### RECORDS TO USE

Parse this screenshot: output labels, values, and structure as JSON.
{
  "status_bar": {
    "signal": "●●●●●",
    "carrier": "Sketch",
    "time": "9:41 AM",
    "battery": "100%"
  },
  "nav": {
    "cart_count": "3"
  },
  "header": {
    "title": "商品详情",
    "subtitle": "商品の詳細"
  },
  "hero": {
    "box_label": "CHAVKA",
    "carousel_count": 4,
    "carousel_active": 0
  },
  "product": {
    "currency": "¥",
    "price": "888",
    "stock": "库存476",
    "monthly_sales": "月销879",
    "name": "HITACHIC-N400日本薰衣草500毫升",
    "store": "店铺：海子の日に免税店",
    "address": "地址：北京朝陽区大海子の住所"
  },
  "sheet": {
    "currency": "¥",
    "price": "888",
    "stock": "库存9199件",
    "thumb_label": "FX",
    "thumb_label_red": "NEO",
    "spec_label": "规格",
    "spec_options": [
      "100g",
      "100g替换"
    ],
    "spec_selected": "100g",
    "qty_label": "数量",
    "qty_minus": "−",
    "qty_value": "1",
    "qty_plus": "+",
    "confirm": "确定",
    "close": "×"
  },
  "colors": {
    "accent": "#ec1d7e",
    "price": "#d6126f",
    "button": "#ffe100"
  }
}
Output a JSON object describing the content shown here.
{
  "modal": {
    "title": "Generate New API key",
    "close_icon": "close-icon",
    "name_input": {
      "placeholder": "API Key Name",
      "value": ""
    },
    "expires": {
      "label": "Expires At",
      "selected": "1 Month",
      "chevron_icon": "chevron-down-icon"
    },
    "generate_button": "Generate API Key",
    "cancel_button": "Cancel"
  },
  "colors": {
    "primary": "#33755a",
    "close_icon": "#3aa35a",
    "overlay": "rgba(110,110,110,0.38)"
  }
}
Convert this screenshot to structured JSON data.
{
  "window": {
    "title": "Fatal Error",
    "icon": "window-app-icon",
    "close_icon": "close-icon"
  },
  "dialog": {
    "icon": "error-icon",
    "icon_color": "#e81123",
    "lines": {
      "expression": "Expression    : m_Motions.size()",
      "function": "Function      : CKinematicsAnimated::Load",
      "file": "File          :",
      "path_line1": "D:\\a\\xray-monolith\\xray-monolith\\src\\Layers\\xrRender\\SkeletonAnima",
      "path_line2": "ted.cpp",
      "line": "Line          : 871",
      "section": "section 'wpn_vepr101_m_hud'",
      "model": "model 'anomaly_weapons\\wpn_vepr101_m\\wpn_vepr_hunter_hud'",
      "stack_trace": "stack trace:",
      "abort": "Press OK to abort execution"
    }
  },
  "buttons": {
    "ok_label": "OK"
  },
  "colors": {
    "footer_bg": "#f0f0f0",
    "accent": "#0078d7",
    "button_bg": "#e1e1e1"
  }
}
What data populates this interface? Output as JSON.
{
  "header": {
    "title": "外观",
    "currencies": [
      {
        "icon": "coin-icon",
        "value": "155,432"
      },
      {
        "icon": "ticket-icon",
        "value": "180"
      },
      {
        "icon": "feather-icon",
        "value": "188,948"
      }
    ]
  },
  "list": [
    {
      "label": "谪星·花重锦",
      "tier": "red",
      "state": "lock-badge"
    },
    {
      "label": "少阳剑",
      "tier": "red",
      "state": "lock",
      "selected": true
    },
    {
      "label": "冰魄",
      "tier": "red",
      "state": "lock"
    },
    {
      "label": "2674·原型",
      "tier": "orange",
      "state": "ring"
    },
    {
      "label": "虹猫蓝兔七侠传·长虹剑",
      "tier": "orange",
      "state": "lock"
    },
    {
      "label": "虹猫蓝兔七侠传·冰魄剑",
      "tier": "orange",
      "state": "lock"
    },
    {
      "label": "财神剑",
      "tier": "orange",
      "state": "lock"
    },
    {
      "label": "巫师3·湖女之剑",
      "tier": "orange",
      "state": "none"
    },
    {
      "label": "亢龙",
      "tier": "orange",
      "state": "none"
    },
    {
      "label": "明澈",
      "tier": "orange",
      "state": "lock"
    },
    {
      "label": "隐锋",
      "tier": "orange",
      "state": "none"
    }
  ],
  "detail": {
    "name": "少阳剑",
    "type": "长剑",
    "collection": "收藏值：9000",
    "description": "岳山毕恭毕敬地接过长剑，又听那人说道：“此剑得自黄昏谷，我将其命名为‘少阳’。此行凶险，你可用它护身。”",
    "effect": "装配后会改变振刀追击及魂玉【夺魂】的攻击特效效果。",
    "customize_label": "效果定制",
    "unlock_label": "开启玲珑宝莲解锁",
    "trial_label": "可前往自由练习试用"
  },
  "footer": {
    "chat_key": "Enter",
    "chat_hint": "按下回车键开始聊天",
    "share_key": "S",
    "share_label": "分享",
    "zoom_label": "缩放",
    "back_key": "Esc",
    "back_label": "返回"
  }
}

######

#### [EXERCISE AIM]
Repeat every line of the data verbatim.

#### [OUTPUT OF THE TASK]
Parse this screenshot: output labels, values, and structure as JSON.
{
  "status_bar": {
    "signal": "●●●●●",
    "carrier": "Sketch",
    "time": "9:41 AM",
    "battery": "100%"
  },
  "nav": {
    "cart_count": "3"
  },
  "header": {
    "title": "商品详情",
    "subtitle": "商品の詳細"
  },
  "hero": {
    "box_label": "CHAVKA",
    "carousel_count": 4,
    "carousel_active": 0
  },
  "product": {
    "currency": "¥",
    "price": "888",
    "stock": "库存476",
    "monthly_sales": "月销879",
    "name": "HITACHIC-N400日本薰衣草500毫升",
    "store": "店铺：海子の日に免税店",
    "address": "地址：北京朝陽区大海子の住所"
  },
  "sheet": {
    "currency": "¥",
    "price": "888",
    "stock": "库存9199件",
    "thumb_label": "FX",
    "thumb_label_red": "NEO",
    "spec_label": "规格",
    "spec_options": [
      "100g",
      "100g替换"
    ],
    "spec_selected": "100g",
    "qty_label": "数量",
    "qty_minus": "−",
    "qty_value": "1",
    "qty_plus": "+",
    "confirm": "确定",
    "close": "×"
  },
  "colors": {
    "accent": "#ec1d7e",
    "price": "#d6126f",
    "button": "#ffe100"
  }
}
Output a JSON object describing the content shown here.
{
  "modal": {
    "title": "Generate New API key",
    "close_icon": "close-icon",
    "name_input": {
      "placeholder": "API Key Name",
      "value": ""
    },
    "expires": {
      "label": "Expires At",
      "selected": "1 Month",
      "chevron_icon": "chevron-down-icon"
    },
    "generate_button": "Generate API Key",
    "cancel_button": "Cancel"
  },
  "colors": {
    "primary": "#33755a",
    "close_icon": "#3aa35a",
    "overlay": "rgba(110,110,110,0.38)"
  }
}
Convert this screenshot to structured JSON data.
{
  "window": {
    "title": "Fatal Error",
    "icon": "window-app-icon",
    "close_icon": "close-icon"
  },
  "dialog": {
    "icon": "error-icon",
    "icon_color": "#e81123",
    "lines": {
      "expression": "Expression    : m_Motions.size()",
      "function": "Function      : CKinematicsAnimated::Load",
      "file": "File          :",
      "path_line1": "D:\\a\\xray-monolith\\xray-monolith\\src\\Layers\\xrRender\\SkeletonAnima",
      "path_line2": "ted.cpp",
      "line": "Line          : 871",
      "section": "section 'wpn_vepr101_m_hud'",
      "model": "model 'anomaly_weapons\\wpn_vepr101_m\\wpn_vepr_hunter_hud'",
      "stack_trace": "stack trace:",
      "abort": "Press OK to abort execution"
    }
  },
  "buttons": {
    "ok_label": "OK"
  },
  "colors": {
    "footer_bg": "#f0f0f0",
    "accent": "#0078d7",
    "button_bg": "#e1e1e1"
  }
}
What data populates this interface? Output as JSON.
{
  "header": {
    "title": "外观",
    "currencies": [
      {
        "icon": "coin-icon",
        "value": "155,432"
      },
      {
        "icon": "ticket-icon",
        "value": "180"
      },
      {
        "icon": "feather-icon",
        "value": "188,948"
      }
    ]
  },
  "list": [
    {
      "label": "谪星·花重锦",
      "tier": "red",
      "state": "lock-badge"
    },
    {
      "label": "少阳剑",
      "tier": "red",
      "state": "lock",
      "selected": true
    },
    {
      "label": "冰魄",
      "tier": "red",
      "state": "lock"
    },
    {
      "label": "2674·原型",
      "tier": "orange",
      "state": "ring"
    },
    {
      "label": "虹猫蓝兔七侠传·长虹剑",
      "tier": "orange",
      "state": "lock"
    },
    {
      "label": "虹猫蓝兔七侠传·冰魄剑",
      "tier": "orange",
      "state": "lock"
    },
    {
      "label": "财神剑",
      "tier": "orange",
      "state": "lock"
    },
    {
      "label": "巫师3·湖女之剑",
      "tier": "orange",
      "state": "none"
    },
    {
      "label": "亢龙",
      "tier": "orange",
      "state": "none"
    },
    {
      "label": "明澈",
      "tier": "orange",
      "state": "lock"
    },
    {
      "label": "隐锋",
      "tier": "orange",
      "state": "none"
    }
  ],
  "detail": {
    "name": "少阳剑",
    "type": "长剑",
    "collection": "收藏值：9000",
    "description": "岳山毕恭毕敬地接过长剑，又听那人说道：“此剑得自黄昏谷，我将其命名为‘少阳’。此行凶险，你可用它护身。”",
    "effect": "装配后会改变振刀追击及魂玉【夺魂】的攻击特效效果。",
    "customize_label": "效果定制",
    "unlock_label": "开启玲珑宝莲解锁",
    "trial_label": "可前往自由练习试用"
  },
  "footer": {
    "chat_key": "Enter",
    "chat_hint": "按下回车键开始聊天",
    "share_key": "S",
    "share_label": "分享",
    "zoom_label": "缩放",
    "back_key": "Esc",
    "back_label": "返回"
  }
}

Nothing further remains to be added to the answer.